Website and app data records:
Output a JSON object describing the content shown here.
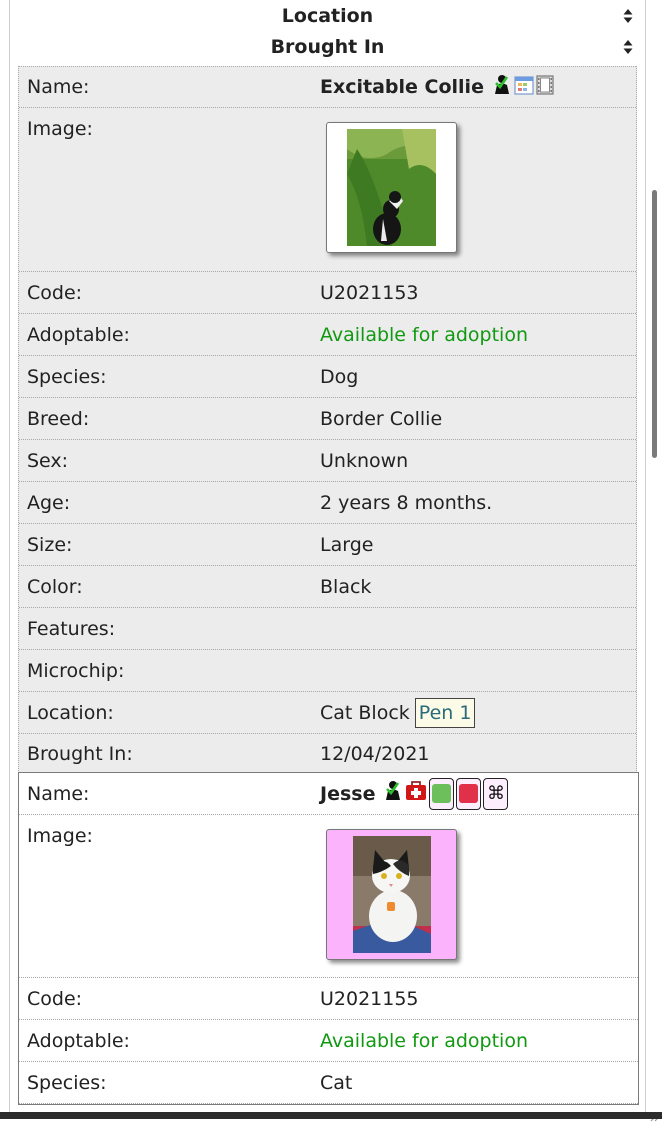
{
  "sort_headers": [
    {
      "label": "Location"
    },
    {
      "label": "Brought In"
    }
  ],
  "colors": {
    "adoptable_green": "#119911",
    "pen_link": "#2a6a7a",
    "flag_green": "#6cbf5a",
    "flag_red": "#e0304a",
    "thumb_pink": "#fbb4fb"
  },
  "animals": [
    {
      "rows": {
        "name": {
          "label": "Name:",
          "value": "Excitable Collie"
        },
        "image": {
          "label": "Image:"
        },
        "code": {
          "label": "Code:",
          "value": "U2021153"
        },
        "adoptable": {
          "label": "Adoptable:",
          "value": "Available for adoption"
        },
        "species": {
          "label": "Species:",
          "value": "Dog"
        },
        "breed": {
          "label": "Breed:",
          "value": "Border Collie"
        },
        "sex": {
          "label": "Sex:",
          "value": "Unknown"
        },
        "age": {
          "label": "Age:",
          "value": "2 years 8 months."
        },
        "size": {
          "label": "Size:",
          "value": "Large"
        },
        "color": {
          "label": "Color:",
          "value": "Black"
        },
        "features": {
          "label": "Features:",
          "value": ""
        },
        "microchip": {
          "label": "Microchip:",
          "value": ""
        },
        "location": {
          "label": "Location:",
          "value": "Cat Block",
          "pen": "Pen 1"
        },
        "brought_in": {
          "label": "Brought In:",
          "value": "12/04/2021"
        }
      },
      "icons": [
        "adoptable-person-icon",
        "calendar-icon",
        "film-strip-icon"
      ]
    },
    {
      "rows": {
        "name": {
          "label": "Name:",
          "value": "Jesse"
        },
        "image": {
          "label": "Image:"
        },
        "code": {
          "label": "Code:",
          "value": "U2021155"
        },
        "adoptable": {
          "label": "Adoptable:",
          "value": "Available for adoption"
        },
        "species": {
          "label": "Species:",
          "value": "Cat"
        }
      },
      "icons": [
        "adoptable-person-icon",
        "medical-kit-icon",
        "green-flag-icon",
        "red-flag-icon",
        "command-key-icon"
      ],
      "flag_symbol": "⌘"
    }
  ]
}
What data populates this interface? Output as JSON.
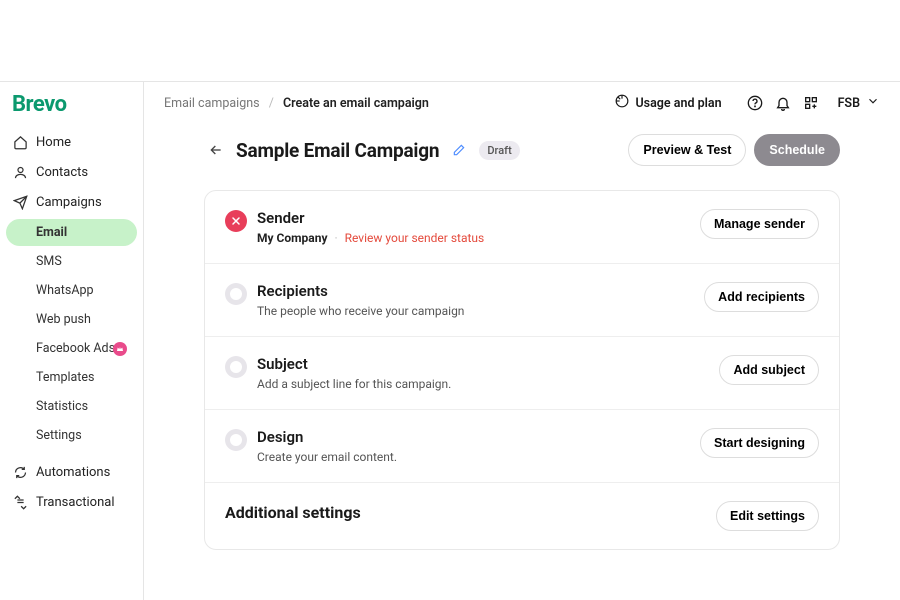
{
  "brand": "Brevo",
  "sidebar": {
    "items": [
      {
        "label": "Home",
        "icon": "home"
      },
      {
        "label": "Contacts",
        "icon": "contacts"
      },
      {
        "label": "Campaigns",
        "icon": "campaigns"
      }
    ],
    "campaign_children": [
      {
        "label": "Email",
        "active": true
      },
      {
        "label": "SMS"
      },
      {
        "label": "WhatsApp"
      },
      {
        "label": "Web push"
      },
      {
        "label": "Facebook Ads",
        "badge": true
      },
      {
        "label": "Templates"
      },
      {
        "label": "Statistics"
      },
      {
        "label": "Settings"
      }
    ],
    "items_after": [
      {
        "label": "Automations",
        "icon": "automations"
      },
      {
        "label": "Transactional",
        "icon": "transactional"
      }
    ]
  },
  "topbar": {
    "breadcrumb_parent": "Email campaigns",
    "breadcrumb_current": "Create an email campaign",
    "usage_label": "Usage and plan",
    "account_label": "FSB"
  },
  "page": {
    "title": "Sample Email Campaign",
    "status": "Draft",
    "preview_label": "Preview & Test",
    "schedule_label": "Schedule"
  },
  "steps": {
    "sender": {
      "title": "Sender",
      "from": "My Company",
      "warning": "Review your sender status",
      "action": "Manage sender"
    },
    "recipients": {
      "title": "Recipients",
      "sub": "The people who receive your campaign",
      "action": "Add recipients"
    },
    "subject": {
      "title": "Subject",
      "sub": "Add a subject line for this campaign.",
      "action": "Add subject"
    },
    "design": {
      "title": "Design",
      "sub": "Create your email content.",
      "action": "Start designing"
    },
    "extra": {
      "title": "Additional settings",
      "action": "Edit settings"
    }
  }
}
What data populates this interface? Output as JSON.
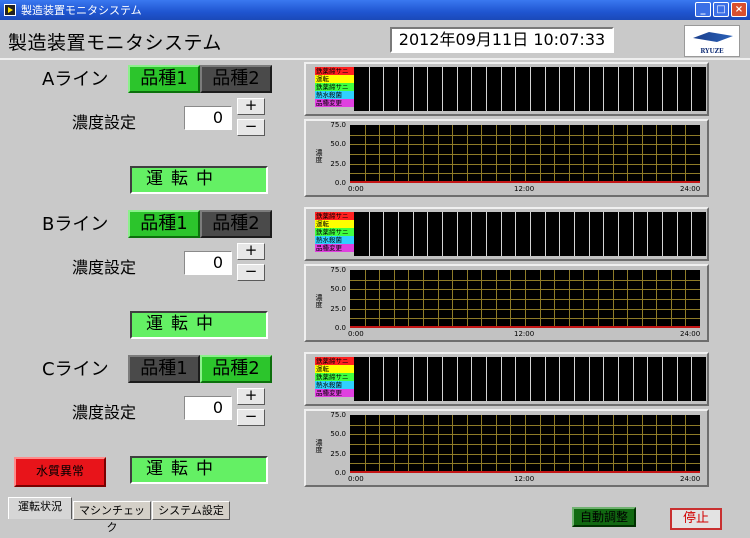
{
  "window": {
    "title": "製造装置モニタシステム",
    "app_icon": "labview-run-icon"
  },
  "header": {
    "app_title": "製造装置モニタシステム",
    "datetime": "2012年09月11日  10:07:33",
    "logo_text": "RYUZE"
  },
  "concentration_label": "濃度設定",
  "lines": [
    {
      "name": "Aライン",
      "product1": "品種1",
      "product2": "品種2",
      "selected_product": 1,
      "concentration": "0",
      "plus": "+",
      "minus": "−",
      "status": "運転中",
      "legend": [
        "鉄薬締サニ",
        "運転",
        "鉄薬締サニ",
        "熱水殺菌",
        "品種変更"
      ],
      "y_axis_label": "濃度",
      "y_ticks": [
        "75.0",
        "50.0",
        "25.0",
        "0.0"
      ],
      "x_ticks": [
        "0:00",
        "12:00",
        "24:00"
      ]
    },
    {
      "name": "Bライン",
      "product1": "品種1",
      "product2": "品種2",
      "selected_product": 1,
      "concentration": "0",
      "plus": "+",
      "minus": "−",
      "status": "運転中",
      "legend": [
        "鉄薬締サニ",
        "運転",
        "鉄薬締サニ",
        "熱水殺菌",
        "品種変更"
      ],
      "y_axis_label": "濃度",
      "y_ticks": [
        "75.0",
        "50.0",
        "25.0",
        "0.0"
      ],
      "x_ticks": [
        "0:00",
        "12:00",
        "24:00"
      ]
    },
    {
      "name": "Cライン",
      "product1": "品種1",
      "product2": "品種2",
      "selected_product": 2,
      "concentration": "0",
      "plus": "+",
      "minus": "−",
      "status": "運転中",
      "legend": [
        "鉄薬締サニ",
        "運転",
        "鉄薬締サニ",
        "熱水殺菌",
        "品種変更"
      ],
      "y_axis_label": "濃度",
      "y_ticks": [
        "75.0",
        "50.0",
        "25.0",
        "0.0"
      ],
      "x_ticks": [
        "0:00",
        "12:00",
        "24:00"
      ]
    }
  ],
  "legend_colors": [
    "#ff2020",
    "#ffff00",
    "#40ff40",
    "#30d0ff",
    "#e040e0"
  ],
  "alarm_label": "水質異常",
  "tabs": [
    "運転状況",
    "マシンチェック",
    "システム設定"
  ],
  "active_tab": 0,
  "auto_adjust_label": "自動調整",
  "stop_label": "停止",
  "colors": {
    "status_green": "#64f064",
    "product_on": "#2cc52c",
    "product_off": "#4a4a4a",
    "alarm_red": "#e8141a",
    "chart_grid": "#8e7b28",
    "chart_bg": "#000000"
  }
}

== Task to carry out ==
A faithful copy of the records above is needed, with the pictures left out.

== Response to this task ==
Output a JSON object describing the content shown here.
{
  "sort_headers": [
    {
      "label": "Location"
    },
    {
      "label": "Brought In"
    }
  ],
  "colors": {
    "adoptable_green": "#119911",
    "pen_link": "#2a6a7a",
    "flag_green": "#6cbf5a",
    "flag_red": "#e0304a",
    "thumb_pink": "#fbb4fb"
  },
  "animals": [
    {
      "rows": {
        "name": {
          "label": "Name:",
          "value": "Excitable Collie"
        },
        "image": {
          "label": "Image:"
        },
        "code": {
          "label": "Code:",
          "value": "U2021153"
        },
        "adoptable": {
          "label": "Adoptable:",
          "value": "Available for adoption"
        },
        "species": {
          "label": "Species:",
          "value": "Dog"
        },
        "breed": {
          "label": "Breed:",
          "value": "Border Collie"
        },
        "sex": {
          "label": "Sex:",
          "value": "Unknown"
        },
        "age": {
          "label": "Age:",
          "value": "2 years 8 months."
        },
        "size": {
          "label": "Size:",
          "value": "Large"
        },
        "color": {
          "label": "Color:",
          "value": "Black"
        },
        "features": {
          "label": "Features:",
          "value": ""
        },
        "microchip": {
          "label": "Microchip:",
          "value": ""
        },
        "location": {
          "label": "Location:",
          "value": "Cat Block",
          "pen": "Pen 1"
        },
        "brought_in": {
          "label": "Brought In:",
          "value": "12/04/2021"
        }
      },
      "icons": [
        "adoptable-person-icon",
        "calendar-icon",
        "film-strip-icon"
      ]
    },
    {
      "rows": {
        "name": {
          "label": "Name:",
          "value": "Jesse"
        },
        "image": {
          "label": "Image:"
        },
        "code": {
          "label": "Code:",
          "value": "U2021155"
        },
        "adoptable": {
          "label": "Adoptable:",
          "value": "Available for adoption"
        },
        "species": {
          "label": "Species:",
          "value": "Cat"
        }
      },
      "icons": [
        "adoptable-person-icon",
        "medical-kit-icon",
        "green-flag-icon",
        "red-flag-icon",
        "command-key-icon"
      ],
      "flag_symbol": "⌘"
    }
  ]
}
What data populates this interface? Output as JSON.
{
  "brand": "Brevo",
  "sidebar": {
    "items": [
      {
        "label": "Home",
        "icon": "home"
      },
      {
        "label": "Contacts",
        "icon": "contacts"
      },
      {
        "label": "Campaigns",
        "icon": "campaigns"
      }
    ],
    "campaign_children": [
      {
        "label": "Email",
        "active": true
      },
      {
        "label": "SMS"
      },
      {
        "label": "WhatsApp"
      },
      {
        "label": "Web push"
      },
      {
        "label": "Facebook Ads",
        "badge": true
      },
      {
        "label": "Templates"
      },
      {
        "label": "Statistics"
      },
      {
        "label": "Settings"
      }
    ],
    "items_after": [
      {
        "label": "Automations",
        "icon": "automations"
      },
      {
        "label": "Transactional",
        "icon": "transactional"
      }
    ]
  },
  "topbar": {
    "breadcrumb_parent": "Email campaigns",
    "breadcrumb_current": "Create an email campaign",
    "usage_label": "Usage and plan",
    "account_label": "FSB"
  },
  "page": {
    "title": "Sample Email Campaign",
    "status": "Draft",
    "preview_label": "Preview & Test",
    "schedule_label": "Schedule"
  },
  "steps": {
    "sender": {
      "title": "Sender",
      "from": "My Company",
      "warning": "Review your sender status",
      "action": "Manage sender"
    },
    "recipients": {
      "title": "Recipients",
      "sub": "The people who receive your campaign",
      "action": "Add recipients"
    },
    "subject": {
      "title": "Subject",
      "sub": "Add a subject line for this campaign.",
      "action": "Add subject"
    },
    "design": {
      "title": "Design",
      "sub": "Create your email content.",
      "action": "Start designing"
    },
    "extra": {
      "title": "Additional settings",
      "action": "Edit settings"
    }
  }
}
What data populates this interface? Output as JSON.
{
  "window": {
    "title": "製造装置モニタシステム",
    "app_icon": "labview-run-icon"
  },
  "header": {
    "app_title": "製造装置モニタシステム",
    "datetime": "2012年09月11日  10:07:33",
    "logo_text": "RYUZE"
  },
  "concentration_label": "濃度設定",
  "lines": [
    {
      "name": "Aライン",
      "product1": "品種1",
      "product2": "品種2",
      "selected_product": 1,
      "concentration": "0",
      "plus": "+",
      "minus": "−",
      "status": "運転中",
      "legend": [
        "鉄薬締サニ",
        "運転",
        "鉄薬締サニ",
        "熱水殺菌",
        "品種変更"
      ],
      "y_axis_label": "濃度",
      "y_ticks": [
        "75.0",
        "50.0",
        "25.0",
        "0.0"
      ],
      "x_ticks": [
        "0:00",
        "12:00",
        "24:00"
      ]
    },
    {
      "name": "Bライン",
      "product1": "品種1",
      "product2": "品種2",
      "selected_product": 1,
      "concentration": "0",
      "plus": "+",
      "minus": "−",
      "status": "運転中",
      "legend": [
        "鉄薬締サニ",
        "運転",
        "鉄薬締サニ",
        "熱水殺菌",
        "品種変更"
      ],
      "y_axis_label": "濃度",
      "y_ticks": [
        "75.0",
        "50.0",
        "25.0",
        "0.0"
      ],
      "x_ticks": [
        "0:00",
        "12:00",
        "24:00"
      ]
    },
    {
      "name": "Cライン",
      "product1": "品種1",
      "product2": "品種2",
      "selected_product": 2,
      "concentration": "0",
      "plus": "+",
      "minus": "−",
      "status": "運転中",
      "legend": [
        "鉄薬締サニ",
        "運転",
        "鉄薬締サニ",
        "熱水殺菌",
        "品種変更"
      ],
      "y_axis_label": "濃度",
      "y_ticks": [
        "75.0",
        "50.0",
        "25.0",
        "0.0"
      ],
      "x_ticks": [
        "0:00",
        "12:00",
        "24:00"
      ]
    }
  ],
  "legend_colors": [
    "#ff2020",
    "#ffff00",
    "#40ff40",
    "#30d0ff",
    "#e040e0"
  ],
  "alarm_label": "水質異常",
  "tabs": [
    "運転状況",
    "マシンチェック",
    "システム設定"
  ],
  "active_tab": 0,
  "auto_adjust_label": "自動調整",
  "stop_label": "停止",
  "colors": {
    "status_green": "#64f064",
    "product_on": "#2cc52c",
    "product_off": "#4a4a4a",
    "alarm_red": "#e8141a",
    "chart_grid": "#8e7b28",
    "chart_bg": "#000000"
  }
}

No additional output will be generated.